US children hospitalized with COVID-19 in record numbers

JACKSONVILLE, Fla. – The omicron-fueled surge that is sending COVID-19 cases rocketing in the U.S. is putting children in the hospital in record numbers.

During the week of Dec. 22-28, an average of 378 children 17 and under were admitted per day to hospitals with the coronavirus, a 66% increase from the week before, the Centers for Disease Control and Prevention reported Thursday. The previous high over the course of the pandemic was in early September, when child hospitalizations averaged 342 per day, the CDC said.

The promising news is that the Food and Drug Administration is expected to expand eligibility for Pfizer COVID-19 vaccine booster shots to children ages 12 to 15 in the coming days, CNN reports.

Chad Neilsen from UF Health Jacksonville says that’s a good development.

“Getting this booster shot, particularly right now, is going to be your best bet at avoiding illness from COVID-19, particularly the omicron strain,” Neilsen said.

Neilsen can agree with parents who may get resistance from children about another shot. With back-to-school from the holiday break approaching, he says it’s even more important.

“It’s always a hard sell trying to get kids at that age to do really anything much less get another booster, particularly when there’s anecdotal stories of people with breakthrough cases anyway, so that mindset for a lot of these teens might be, ‘Well, everybody’s getting it anyway with the booster — why should I get a booster?’” Neilsen said. “But it is still important. We know that booster immunity is is sort of the ticket to trying to beat back omicron, particularly from severe illness.”

Neilsen says health leaders are watching the increase in hospital stays for children, hoping it doesn’t get worse than the highs seen last summer.

“We’re not quite sure yet if that is indicating that. You know, omicron is more dangerous in kids. We don’t have a lot of evidence to show that yet, but it is building,” Neilsen said. “But it certainly is a little bit alarming for us in the health care field to see that pediatric hospitalizations are rising.”

RELATED: US children hospitalized with COVID in record numbers

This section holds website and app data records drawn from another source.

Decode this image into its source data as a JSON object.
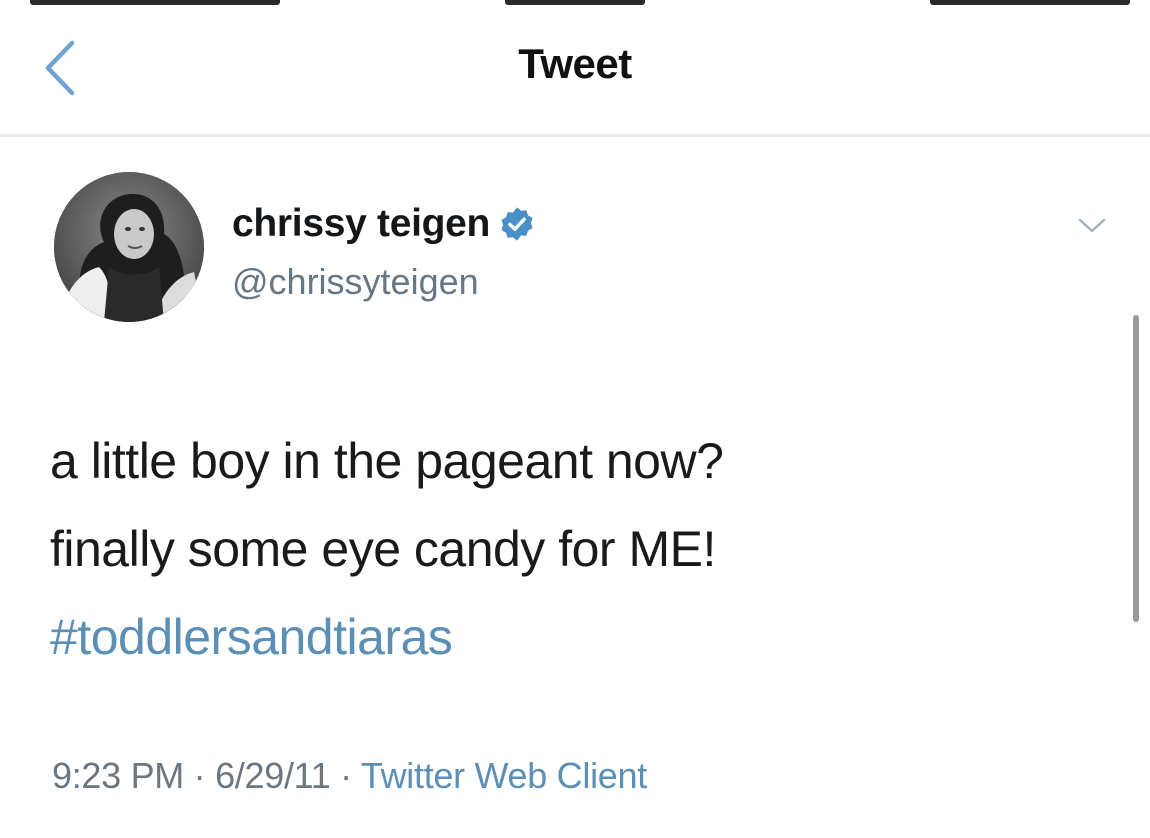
{
  "nav": {
    "title": "Tweet",
    "back_icon": "chevron-left-icon"
  },
  "tweet": {
    "author": {
      "display_name": "chrissy teigen",
      "handle": "@chrissyteigen",
      "verified": true,
      "verified_icon": "verified-badge-icon"
    },
    "text_lines": [
      "a little boy in the pageant now?",
      "finally some eye candy for ME!"
    ],
    "hashtag": "#toddlersandtiaras",
    "time": "9:23 PM",
    "date": "6/29/11",
    "separator": "·",
    "source": "Twitter Web Client",
    "caret_icon": "chevron-down-icon"
  },
  "colors": {
    "link": "#5b8fb5",
    "verified": "#4a90c8",
    "muted": "#657786",
    "divider": "#e6ecf0"
  }
}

Almost 199,000 child COVID-19 cases were reported during the week of Dec. 16-23, according to the American Academy of Pediatrics. That was about 20% of the more than 950,000 total cases recorded that week.

Doctors continue to say that despite a record number of positive cases among children, the vast majority so far have been mild.

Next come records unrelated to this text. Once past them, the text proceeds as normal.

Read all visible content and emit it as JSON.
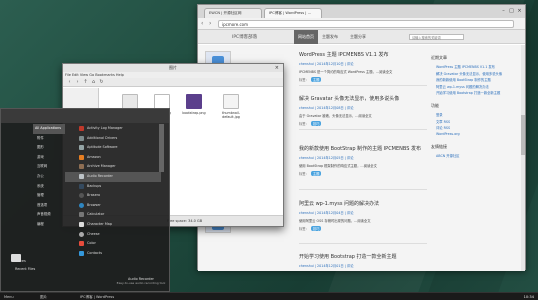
{
  "browser": {
    "tabs": [
      "EWCN | 开源社区网",
      "IPC博客 | WordPress | ..."
    ],
    "url": "ipcmore.com",
    "site_logo": "IPC博客部落",
    "nav": [
      "网站首页",
      "主题发布",
      "主题分享"
    ],
    "nav_active": "网站首页",
    "search_placeholder": "请输入搜索的关键词",
    "posts": [
      {
        "title": "WordPress 主题 IPCMENBS V1.1 发布",
        "meta": "chenshui | 2014年12月10日 | 评论",
        "excerpt": "IPCMENBS 是一个简约的响应式 WordPress 主题，…阅读全文",
        "tags": "标签：",
        "pill": "主题"
      },
      {
        "title": "解决 Gravatar 头像无法显示，使用多说头像",
        "meta": "chenshui | 2014年12月08日 | 评论",
        "excerpt": "由于 Gravatar 被墙，头像无法显示，…阅读全文",
        "tags": "标签：",
        "pill": "技巧"
      },
      {
        "title": "我的新款使用 BootStrap 制作的主题 IPCMENBS 发布",
        "meta": "chenshui | 2014年12月05日 | 评论",
        "excerpt": "使用 BootStrap 框架制作的响应式主题，…阅读全文",
        "tags": "标签：",
        "pill": "主题"
      },
      {
        "title": "阿里云 wp-1.myss 问题的解决办法",
        "meta": "chenshui | 2014年12月04日 | 评论",
        "excerpt": "使用阿里云 OSS 存储时出现的问题，…阅读全文",
        "tags": "标签：",
        "pill": "技巧"
      },
      {
        "title": "开始学习使用 Bootstrap 打造一款全新主题",
        "meta": "chenshui | 2014年12月01日 | 评论",
        "excerpt": "",
        "tags": "",
        "pill": ""
      }
    ],
    "sidebar": {
      "recent_title": "近期文章",
      "recent": [
        "WordPress 主题 IPCMENBS V1.1 发布",
        "解决 Gravatar 头像无法显示，使用多说头像",
        "我的新款使用 BootStrap 制作的主题",
        "阿里云 wp-1.myss 问题的解决办法",
        "开始学习使用 Bootstrap 打造一款全新主题"
      ],
      "func_title": "功能",
      "func": [
        "登录",
        "文章 RSS",
        "评论 RSS",
        "WordPress.org"
      ],
      "friends_title": "友情链接",
      "friends": [
        "ABCN 开源社区"
      ]
    }
  },
  "filemanager": {
    "title": "图片",
    "menu": "File  Edit  View  Go  Bookmarks  Help",
    "files": [
      "",
      "image.png",
      "bootstrap.png",
      "thumbnail-default.jpg"
    ],
    "status": "Free space: 34.0 GB"
  },
  "appmenu": {
    "categories": [
      "All Applications",
      "附件",
      "图形",
      "游戏",
      "互联网",
      "办公",
      "系统",
      "管理",
      "首选项",
      "声音视频",
      "编程",
      "Places",
      "Recent Files"
    ],
    "selected_category": "All Applications",
    "apps": [
      "Activity Log Manager",
      "Additional Drivers",
      "Aptitude Software",
      "Amazon",
      "Archive Manager",
      "Audio Recorder",
      "Backups",
      "Brasero",
      "Browser",
      "Calculator",
      "Character Map",
      "Cheese",
      "Color",
      "Contacts"
    ],
    "selected_app": "Audio Recorder",
    "footer_title": "Audio Recorder",
    "footer_desc": "Easy-to-use audio recording tool",
    "places": [
      "Places",
      "Recent Files"
    ]
  },
  "taskbar": {
    "items": [
      "Menu",
      "图片",
      "IPC博客 | WordPress"
    ],
    "clock": "10:34"
  }
}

About the Authors:

Kent Justice co-anchors News4Jax's 5 p.m., 10 and 11 p.m. newscasts weeknights and reports on government and politics. He also hosts "This Week in Jacksonville," Channel 4's hot topics and politics public affairs show each Sunday morning at 9 a.m.